▶ _Stored items_
-=-=-

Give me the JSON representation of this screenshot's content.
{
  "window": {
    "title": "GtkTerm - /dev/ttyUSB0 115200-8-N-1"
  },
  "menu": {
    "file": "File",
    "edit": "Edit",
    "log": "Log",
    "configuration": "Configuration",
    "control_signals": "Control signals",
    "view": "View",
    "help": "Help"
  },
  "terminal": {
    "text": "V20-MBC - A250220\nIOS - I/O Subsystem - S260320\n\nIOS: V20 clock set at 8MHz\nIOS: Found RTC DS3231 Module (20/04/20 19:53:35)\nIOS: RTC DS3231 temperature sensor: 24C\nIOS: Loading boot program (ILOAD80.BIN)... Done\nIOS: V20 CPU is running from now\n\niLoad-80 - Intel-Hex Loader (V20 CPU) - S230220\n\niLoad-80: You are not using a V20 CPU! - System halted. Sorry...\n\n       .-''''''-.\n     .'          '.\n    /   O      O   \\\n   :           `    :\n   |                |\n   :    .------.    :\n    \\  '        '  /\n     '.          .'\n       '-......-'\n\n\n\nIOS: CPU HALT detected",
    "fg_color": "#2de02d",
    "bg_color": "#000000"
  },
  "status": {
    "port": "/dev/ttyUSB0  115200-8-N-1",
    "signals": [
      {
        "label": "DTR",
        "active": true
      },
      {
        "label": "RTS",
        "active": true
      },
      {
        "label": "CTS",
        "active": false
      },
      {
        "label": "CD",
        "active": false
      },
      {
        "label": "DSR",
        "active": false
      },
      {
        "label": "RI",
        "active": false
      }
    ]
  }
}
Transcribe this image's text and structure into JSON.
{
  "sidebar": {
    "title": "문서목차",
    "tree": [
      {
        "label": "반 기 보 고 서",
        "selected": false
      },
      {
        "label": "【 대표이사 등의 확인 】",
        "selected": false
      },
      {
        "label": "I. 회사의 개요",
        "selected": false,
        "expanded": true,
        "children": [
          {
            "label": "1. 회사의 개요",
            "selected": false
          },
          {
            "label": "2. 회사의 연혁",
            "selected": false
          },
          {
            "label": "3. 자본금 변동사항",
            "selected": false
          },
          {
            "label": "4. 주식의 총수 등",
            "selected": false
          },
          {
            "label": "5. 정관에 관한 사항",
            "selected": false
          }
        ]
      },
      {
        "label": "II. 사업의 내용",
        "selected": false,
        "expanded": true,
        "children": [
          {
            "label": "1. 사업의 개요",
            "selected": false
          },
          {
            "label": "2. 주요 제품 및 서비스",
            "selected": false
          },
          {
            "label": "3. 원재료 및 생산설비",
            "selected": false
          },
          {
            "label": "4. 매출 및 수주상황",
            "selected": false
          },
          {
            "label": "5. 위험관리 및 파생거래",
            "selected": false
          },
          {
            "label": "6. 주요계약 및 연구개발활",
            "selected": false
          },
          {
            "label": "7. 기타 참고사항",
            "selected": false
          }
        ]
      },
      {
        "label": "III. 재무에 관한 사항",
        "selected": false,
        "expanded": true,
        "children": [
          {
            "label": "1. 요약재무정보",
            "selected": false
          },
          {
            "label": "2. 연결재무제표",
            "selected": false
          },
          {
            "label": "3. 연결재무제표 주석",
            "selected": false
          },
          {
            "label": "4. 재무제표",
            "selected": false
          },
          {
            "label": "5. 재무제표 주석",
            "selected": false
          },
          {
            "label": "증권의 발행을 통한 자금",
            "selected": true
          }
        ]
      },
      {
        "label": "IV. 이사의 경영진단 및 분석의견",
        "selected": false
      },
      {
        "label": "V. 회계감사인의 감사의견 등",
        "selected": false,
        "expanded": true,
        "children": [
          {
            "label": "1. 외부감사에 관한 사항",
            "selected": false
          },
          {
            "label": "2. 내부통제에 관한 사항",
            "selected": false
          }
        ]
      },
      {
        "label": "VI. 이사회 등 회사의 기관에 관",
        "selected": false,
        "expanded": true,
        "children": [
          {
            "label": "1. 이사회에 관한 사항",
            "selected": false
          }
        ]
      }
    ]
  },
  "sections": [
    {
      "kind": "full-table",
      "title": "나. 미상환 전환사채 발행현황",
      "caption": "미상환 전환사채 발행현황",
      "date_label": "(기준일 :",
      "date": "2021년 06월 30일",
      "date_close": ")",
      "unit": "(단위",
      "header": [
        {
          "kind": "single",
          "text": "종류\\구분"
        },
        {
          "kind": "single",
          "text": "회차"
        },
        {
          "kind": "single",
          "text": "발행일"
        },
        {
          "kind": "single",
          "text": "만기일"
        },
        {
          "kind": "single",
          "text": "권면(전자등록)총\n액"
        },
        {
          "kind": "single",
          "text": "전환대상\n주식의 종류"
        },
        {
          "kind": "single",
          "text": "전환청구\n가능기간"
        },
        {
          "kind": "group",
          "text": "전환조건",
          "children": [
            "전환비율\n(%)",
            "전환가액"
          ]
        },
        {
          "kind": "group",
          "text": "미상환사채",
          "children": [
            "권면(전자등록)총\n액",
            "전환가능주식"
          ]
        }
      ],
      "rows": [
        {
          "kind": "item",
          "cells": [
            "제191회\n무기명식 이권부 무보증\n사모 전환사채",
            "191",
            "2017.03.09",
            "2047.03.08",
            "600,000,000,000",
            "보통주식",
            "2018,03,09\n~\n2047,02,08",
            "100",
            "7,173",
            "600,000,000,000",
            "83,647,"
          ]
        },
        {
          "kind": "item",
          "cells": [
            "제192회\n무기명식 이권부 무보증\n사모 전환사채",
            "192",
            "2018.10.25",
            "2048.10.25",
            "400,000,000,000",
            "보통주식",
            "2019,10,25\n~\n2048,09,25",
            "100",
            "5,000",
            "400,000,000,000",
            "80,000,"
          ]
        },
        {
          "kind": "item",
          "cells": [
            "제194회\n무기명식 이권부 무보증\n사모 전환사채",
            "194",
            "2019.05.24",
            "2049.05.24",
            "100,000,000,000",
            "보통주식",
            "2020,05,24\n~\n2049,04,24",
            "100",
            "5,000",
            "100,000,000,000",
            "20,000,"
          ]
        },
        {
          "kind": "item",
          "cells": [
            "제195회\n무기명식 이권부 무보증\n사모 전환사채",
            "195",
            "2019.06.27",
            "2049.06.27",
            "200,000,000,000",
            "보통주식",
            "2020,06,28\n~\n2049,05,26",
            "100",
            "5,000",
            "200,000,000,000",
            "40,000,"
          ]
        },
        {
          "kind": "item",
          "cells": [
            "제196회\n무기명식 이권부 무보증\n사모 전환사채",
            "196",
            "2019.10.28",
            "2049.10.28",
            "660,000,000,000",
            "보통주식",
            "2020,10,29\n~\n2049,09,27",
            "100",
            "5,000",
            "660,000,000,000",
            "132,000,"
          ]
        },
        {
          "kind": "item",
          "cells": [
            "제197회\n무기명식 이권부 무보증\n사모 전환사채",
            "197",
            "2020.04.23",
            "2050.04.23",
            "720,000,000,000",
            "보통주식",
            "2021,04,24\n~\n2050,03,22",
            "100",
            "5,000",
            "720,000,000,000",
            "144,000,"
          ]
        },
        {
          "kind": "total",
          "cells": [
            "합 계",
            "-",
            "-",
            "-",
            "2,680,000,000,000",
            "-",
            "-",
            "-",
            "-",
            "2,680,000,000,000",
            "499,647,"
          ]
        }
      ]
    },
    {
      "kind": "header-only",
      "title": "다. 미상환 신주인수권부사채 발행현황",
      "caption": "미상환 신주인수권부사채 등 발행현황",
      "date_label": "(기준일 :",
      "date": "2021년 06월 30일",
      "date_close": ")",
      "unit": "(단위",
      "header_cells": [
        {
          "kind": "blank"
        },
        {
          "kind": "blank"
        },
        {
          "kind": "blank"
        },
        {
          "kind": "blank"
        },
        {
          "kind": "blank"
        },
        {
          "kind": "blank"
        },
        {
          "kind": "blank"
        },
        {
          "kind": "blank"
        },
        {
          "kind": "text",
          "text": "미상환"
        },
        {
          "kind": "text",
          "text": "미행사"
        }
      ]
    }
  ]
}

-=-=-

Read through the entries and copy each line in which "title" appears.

    "title": "GtkTerm - /dev/ttyUSB0 115200-8-N-1"
    "title": "문서목차",
      "title": "나. 미상환 전환사채 발행현황",
      "title": "다. 미상환 신주인수권부사채 발행현황",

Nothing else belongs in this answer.